https://www.amazon.com/Monoprice-Select-Printer-Heated-Filament/dp/B01FL49VZE/ref=sr_1_1?ie=UTF8&qid=1479528271&sr=8-1&keywords=monoprice+mini

$320-400 Monoprice Maker Select/Wanhao I3. Same machine, monoprice is a rebrand and has a cheaper base price. Larger then the mini at 200mm by 200mm by 180mm. Good machine to start out with. Does have some cheap parts but is easy to work on and there is a large community to help out.
https://www.amazon.com/Monoprice-13860-Maker-Select-Printer/dp/B018GZBC3Y/ref=sr_1_2?ie=UTF8&qid=1479528290&sr=8-2&keywords=monoprice+mini

$700-800 Prusa I3 MK2. Available in kit form or pre built. High quality machine with parts to match. Same size as the Maker Select.

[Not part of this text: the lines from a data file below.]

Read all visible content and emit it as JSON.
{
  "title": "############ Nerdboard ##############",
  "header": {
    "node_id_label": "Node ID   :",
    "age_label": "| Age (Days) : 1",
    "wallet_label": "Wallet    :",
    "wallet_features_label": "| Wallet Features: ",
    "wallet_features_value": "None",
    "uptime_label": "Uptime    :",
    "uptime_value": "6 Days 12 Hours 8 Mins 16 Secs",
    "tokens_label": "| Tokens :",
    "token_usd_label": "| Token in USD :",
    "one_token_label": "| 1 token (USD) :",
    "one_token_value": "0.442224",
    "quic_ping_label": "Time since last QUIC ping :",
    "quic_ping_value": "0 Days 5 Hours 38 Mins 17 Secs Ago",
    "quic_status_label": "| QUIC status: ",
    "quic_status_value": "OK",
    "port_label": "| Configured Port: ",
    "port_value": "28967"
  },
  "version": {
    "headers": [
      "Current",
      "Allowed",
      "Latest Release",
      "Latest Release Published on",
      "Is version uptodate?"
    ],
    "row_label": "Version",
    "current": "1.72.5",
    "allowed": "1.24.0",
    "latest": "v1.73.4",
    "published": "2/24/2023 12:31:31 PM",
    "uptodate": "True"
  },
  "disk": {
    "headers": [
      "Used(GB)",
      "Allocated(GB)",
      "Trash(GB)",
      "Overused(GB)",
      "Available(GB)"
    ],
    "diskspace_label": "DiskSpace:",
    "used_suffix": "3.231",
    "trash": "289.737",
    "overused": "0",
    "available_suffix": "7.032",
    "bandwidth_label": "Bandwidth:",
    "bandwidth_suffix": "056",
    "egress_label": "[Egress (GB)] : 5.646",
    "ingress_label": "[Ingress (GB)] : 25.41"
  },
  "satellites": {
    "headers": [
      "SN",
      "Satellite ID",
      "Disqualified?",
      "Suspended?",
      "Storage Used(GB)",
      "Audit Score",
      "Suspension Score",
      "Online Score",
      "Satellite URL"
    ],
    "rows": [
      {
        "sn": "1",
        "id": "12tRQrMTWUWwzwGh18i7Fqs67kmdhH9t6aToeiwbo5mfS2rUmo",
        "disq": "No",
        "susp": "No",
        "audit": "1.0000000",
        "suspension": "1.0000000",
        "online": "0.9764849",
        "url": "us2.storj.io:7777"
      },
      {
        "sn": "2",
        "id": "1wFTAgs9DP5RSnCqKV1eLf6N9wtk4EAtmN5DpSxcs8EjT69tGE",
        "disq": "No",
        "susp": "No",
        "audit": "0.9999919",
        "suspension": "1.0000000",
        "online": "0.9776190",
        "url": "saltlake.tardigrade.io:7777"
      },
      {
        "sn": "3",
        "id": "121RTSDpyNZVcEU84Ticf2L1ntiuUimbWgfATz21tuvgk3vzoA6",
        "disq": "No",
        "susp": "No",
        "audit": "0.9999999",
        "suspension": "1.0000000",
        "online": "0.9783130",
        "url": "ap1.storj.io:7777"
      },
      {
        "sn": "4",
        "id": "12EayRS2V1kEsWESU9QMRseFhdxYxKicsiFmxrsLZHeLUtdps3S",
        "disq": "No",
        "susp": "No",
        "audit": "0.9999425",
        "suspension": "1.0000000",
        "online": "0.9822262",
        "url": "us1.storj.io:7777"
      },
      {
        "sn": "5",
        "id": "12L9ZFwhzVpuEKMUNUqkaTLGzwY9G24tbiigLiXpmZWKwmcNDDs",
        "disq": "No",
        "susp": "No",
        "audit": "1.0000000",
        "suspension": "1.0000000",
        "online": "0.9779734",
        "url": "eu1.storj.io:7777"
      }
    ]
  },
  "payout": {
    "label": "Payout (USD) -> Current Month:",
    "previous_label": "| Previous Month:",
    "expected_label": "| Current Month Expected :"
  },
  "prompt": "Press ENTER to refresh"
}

Prusa offers addition upgrades to keep the machine relivenent like the multi-material upgrade that changes the machine from having 1 extruder to 4. If you are able to, this may be the best machine to start with.
http://shop.prusa3d.com/en/3d-printers/59-original-prusa-i3-mk2-kit.html


Edit: added links

u/Kaldaus · 2 pointsr/Vaping101

This is an ultrasonic jewelry cleaner its under 30$ and works really well, you can use this to clean all your vape stuff and it takes very little effort. I highly suggest looking into getting one, it will save you a LOT of time and effort, and really works a lot better anyway, best of luck to you and happy vaping :)

https://www.amazon.com/Magnasonic-Professional-Ultrasonic-Eyeglasses-MGUC500/dp/B007Q2M17K

u/alienwrkshop51 · 5 pointsr/Charcuterie

This. Is. Awesome.

I currently have a Monster cooler like this that is set up as a curing chamber with a simple temperature and humidity controller.

I would love to be able to integrate something like what you made into my setup. The data logging and interface are super nifty! Definitely let us know when/if you pull something together.